Last month at New York Comic Con, I had the chance to interview Tim Clarke, a toy designer with more than 30 years of experience, some of which through Jim Henson Company and most manufacturers in the business. He worked on the designs for both The Dark Crystal and Fraggle Rock, co-created the Boglins toys in the 80s and has had a little known impact on our nightmares and dreams. He’s also a very cordial man who has plenty of stories…
Where did you first discover your passion for making puppets and creating your own stories? Have you always had that?
Since I was little. My brother and I would do puppet shows and haunted houses in our neighborhood to make money. [Creating] was always an interest of mine. When I was at Pratt, I got into [Henson designer] Kermit Love’s class, I majored in sculpture. When I was close to finishing I told Kermit I was looking for teaching jobs, but it was the smallest population boom after the Baby Boomers, so he said ‘Come work for me.’ He was contracted to build all the custom puppets and they had to build a new Big Bird and Snuffleupagus every year since they’d get dirty and fall apart.
How did you come into the folds of Jim Henson company?
After a year of working with Kermit and building puppets for commercials, I asked him if I could work on Muppets. So he said “I’m so glad you’re here! I want you to go meet Jim!” I showed him all my personal work. He loved what I had done! So he said come back on Tuesday to fill out paperwork and I was put on his next project: Dark Crystal. They had me make the little seaweed critters that roll around and then they put me in charge of all the mystic heads. I also worked on these crystal bats, their wings were carved out of balsa. I was asked to make the postings, then Brian Froud said “Tim, they’re supposed to be happy potato creatures, these look depressed. They’ll be the slaves.” In between I worked on Muppet Show and Great Muppet Caper.
Netflix is making a prequel to Dark Crystal, were you asked to join that project? What are your thoughts about that?
Even when I went to work on Dark Crystal, the London unions didn’t want us because their rules were strict and they said “We already have sculptors.” So that’s how we got the title “animatronic designers” so we could work there. They’re moving the new project to London as well and they asked me to consult, but that’s about it, I don’t know much else. I’m sure the union laws are even stricter now.
What has been your inspiration?
Olmec heads from Mexico inspired the Boglins. I’ve always been inspired by Pre-Columbian art.
The Boglin toy line has gained a lot of traction in recent years. Any idea where the sudden surge came from?
Boglins in the US sold for 2 years. Europe Australia, Canada, Japan, they sold for about 8 years, that’s where the tend to sell most.
I noticed one gaming journalist and critic, Jim Sterling, had been talking them up a lot. You think he might’ve sent some traffic your way?
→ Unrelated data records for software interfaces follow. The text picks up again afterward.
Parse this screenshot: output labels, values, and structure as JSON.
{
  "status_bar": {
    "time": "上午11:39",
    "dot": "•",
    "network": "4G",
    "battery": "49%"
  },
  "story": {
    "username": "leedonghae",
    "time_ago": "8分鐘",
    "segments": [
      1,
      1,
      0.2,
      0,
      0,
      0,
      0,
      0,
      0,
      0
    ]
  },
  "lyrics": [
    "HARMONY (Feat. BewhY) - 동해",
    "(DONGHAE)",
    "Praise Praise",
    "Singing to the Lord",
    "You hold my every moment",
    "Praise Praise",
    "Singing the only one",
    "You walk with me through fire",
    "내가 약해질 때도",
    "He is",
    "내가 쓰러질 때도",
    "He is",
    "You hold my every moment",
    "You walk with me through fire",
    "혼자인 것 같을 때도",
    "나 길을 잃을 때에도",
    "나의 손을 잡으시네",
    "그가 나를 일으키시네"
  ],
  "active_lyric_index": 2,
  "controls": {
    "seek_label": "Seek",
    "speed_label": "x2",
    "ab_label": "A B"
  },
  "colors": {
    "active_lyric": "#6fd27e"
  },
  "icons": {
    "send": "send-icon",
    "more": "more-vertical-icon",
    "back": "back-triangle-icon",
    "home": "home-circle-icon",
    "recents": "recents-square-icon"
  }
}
That’s how I’d first heard of you.
Jim has been a godsend! Even when he doesn’t like something I’ve done! I really appreciate him and I’d like to meet him again and do a show with him!
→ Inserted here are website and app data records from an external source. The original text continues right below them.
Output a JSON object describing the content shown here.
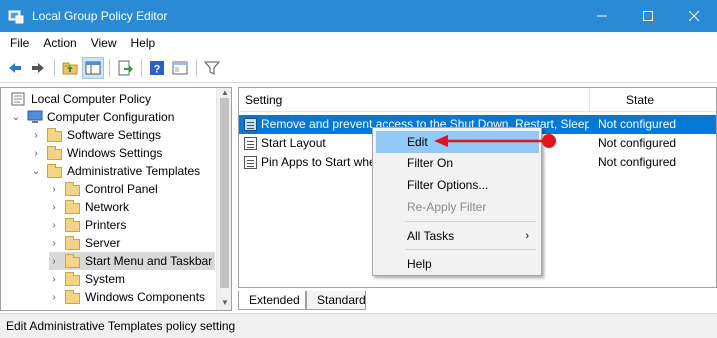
{
  "window": {
    "title": "Local Group Policy Editor",
    "title_bar_color": "#2a8ad4",
    "controls": {
      "minimize": "minimize-icon",
      "maximize": "maximize-icon",
      "close": "close-icon"
    }
  },
  "menubar": {
    "items": [
      {
        "label": "File"
      },
      {
        "label": "Action"
      },
      {
        "label": "View"
      },
      {
        "label": "Help"
      }
    ]
  },
  "toolbar": {
    "buttons": [
      "back-arrow-icon",
      "forward-arrow-icon",
      "up-folder-icon",
      "show-hide-tree-icon",
      "export-list-icon",
      "help-icon",
      "properties-icon",
      "filter-icon"
    ]
  },
  "tree": {
    "nodes": [
      {
        "label": "Local Computer Policy",
        "icon": "computer-policy-icon",
        "expand": ""
      },
      {
        "label": "Computer Configuration",
        "icon": "computer-icon",
        "expand": "⌄"
      },
      {
        "label": "Software Settings",
        "icon": "folder-icon",
        "expand": "›"
      },
      {
        "label": "Windows Settings",
        "icon": "folder-icon",
        "expand": "›"
      },
      {
        "label": "Administrative Templates",
        "icon": "folder-icon",
        "expand": "⌄"
      },
      {
        "label": "Control Panel",
        "icon": "folder-icon",
        "expand": "›"
      },
      {
        "label": "Network",
        "icon": "folder-icon",
        "expand": "›"
      },
      {
        "label": "Printers",
        "icon": "folder-icon",
        "expand": "›"
      },
      {
        "label": "Server",
        "icon": "folder-icon",
        "expand": "›"
      },
      {
        "label": "Start Menu and Taskbar",
        "icon": "folder-icon",
        "expand": "›"
      },
      {
        "label": "System",
        "icon": "folder-icon",
        "expand": "›"
      },
      {
        "label": "Windows Components",
        "icon": "folder-icon",
        "expand": "›"
      }
    ],
    "selected": "Start Menu and Taskbar"
  },
  "list": {
    "columns": [
      {
        "label": "Setting"
      },
      {
        "label": "State"
      }
    ],
    "rows": [
      {
        "name": "Remove and prevent access to the Shut Down, Restart, Sleep...",
        "state": "Not configured"
      },
      {
        "name": "Start Layout",
        "state": "Not configured"
      },
      {
        "name": "Pin Apps to Start when installed",
        "state": "Not configured"
      }
    ],
    "selected_index": 0
  },
  "tabs": [
    {
      "label": "Extended"
    },
    {
      "label": "Standard"
    }
  ],
  "context_menu": {
    "items": [
      {
        "label": "Edit",
        "state": "highlighted"
      },
      {
        "label": "Filter On",
        "state": "normal"
      },
      {
        "label": "Filter Options...",
        "state": "normal"
      },
      {
        "label": "Re-Apply Filter",
        "state": "disabled"
      },
      {
        "label": "All Tasks",
        "state": "submenu",
        "submenu_glyph": "›"
      },
      {
        "label": "Help",
        "state": "normal"
      }
    ],
    "highlight_color": "#91c9f7"
  },
  "annotation": {
    "arrow_color": "#e0141e"
  },
  "status_bar": {
    "text": "Edit Administrative Templates policy setting"
  }
}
A lot of people who are buying them are 35-45, they started bugging me to make them again for their kids. No toy companies took me, so I did materials research and I made these new ones out of a synthetic rubber I devised.
Tell me about Sectaurs!
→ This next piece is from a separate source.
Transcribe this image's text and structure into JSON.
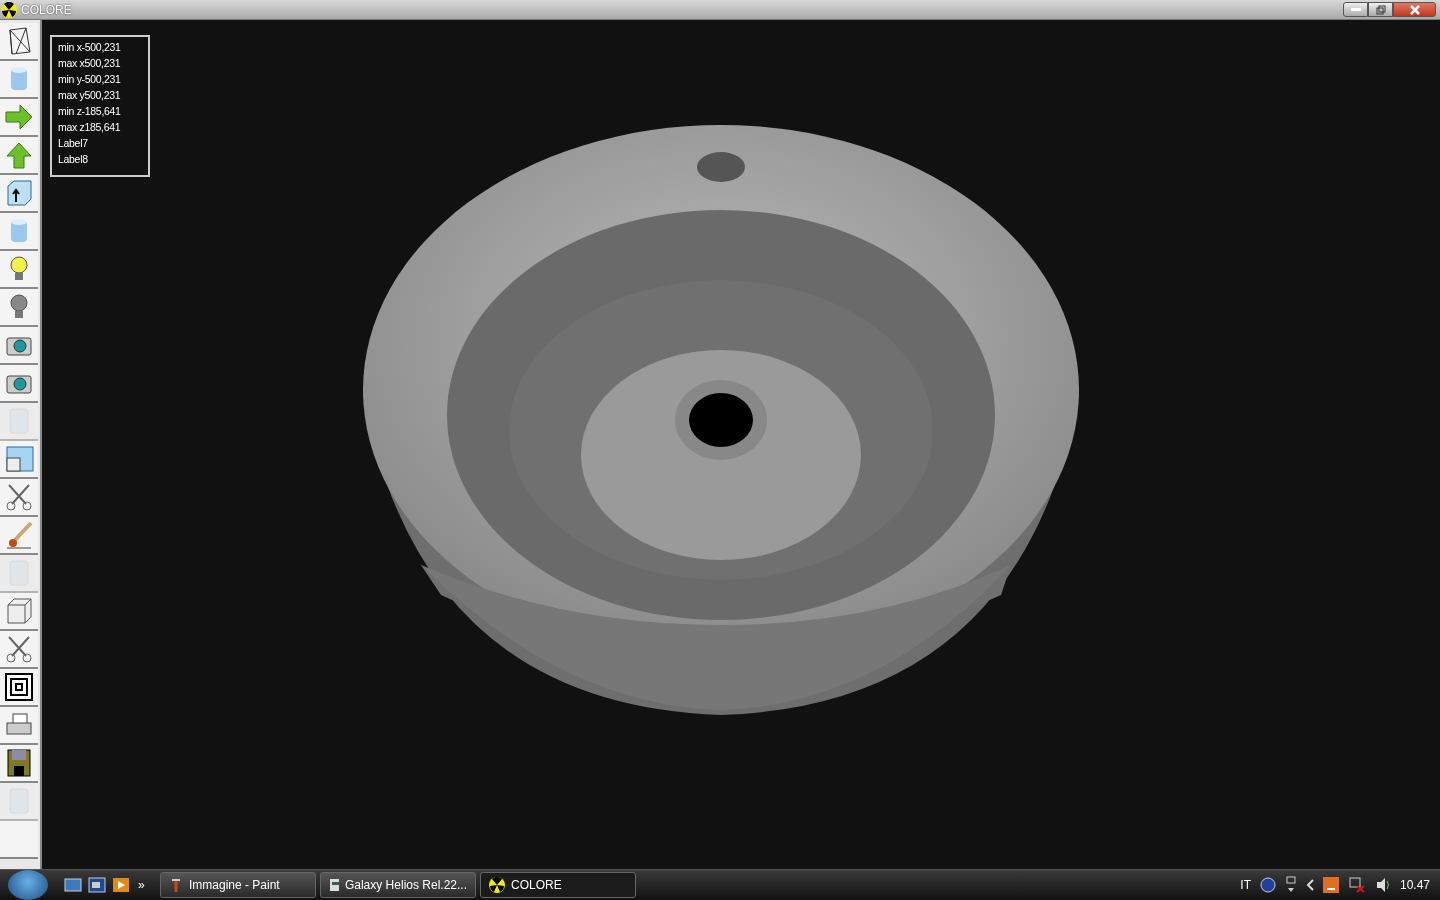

They came out of a fly design. Maureen Trotto and I worked on TV commercials together and I had wanted to get into you development since I did that at Muppets. So we started pitching to Seven Towns, the licensing agents for Larry Master at the New York office said “These are great, let’s put a little action figure on the back!” We’re coming out with 4-inch figures coming next March on Kickstarter. If the figures are successful on the Kickstarter, then we’ll spend our second year on the puppets.
I make them myself and I just hired someone to help me. I hired someone cause I need to get back to sculpting new characters. It’ll all work out, I’ve been amazed by the response.
Tim reminded me you can find his work at www.totims.com as well as @TimClarkToys on Instagram.
Freelance cartoonist, illustrator, & writer
School of Visual Arts Alumna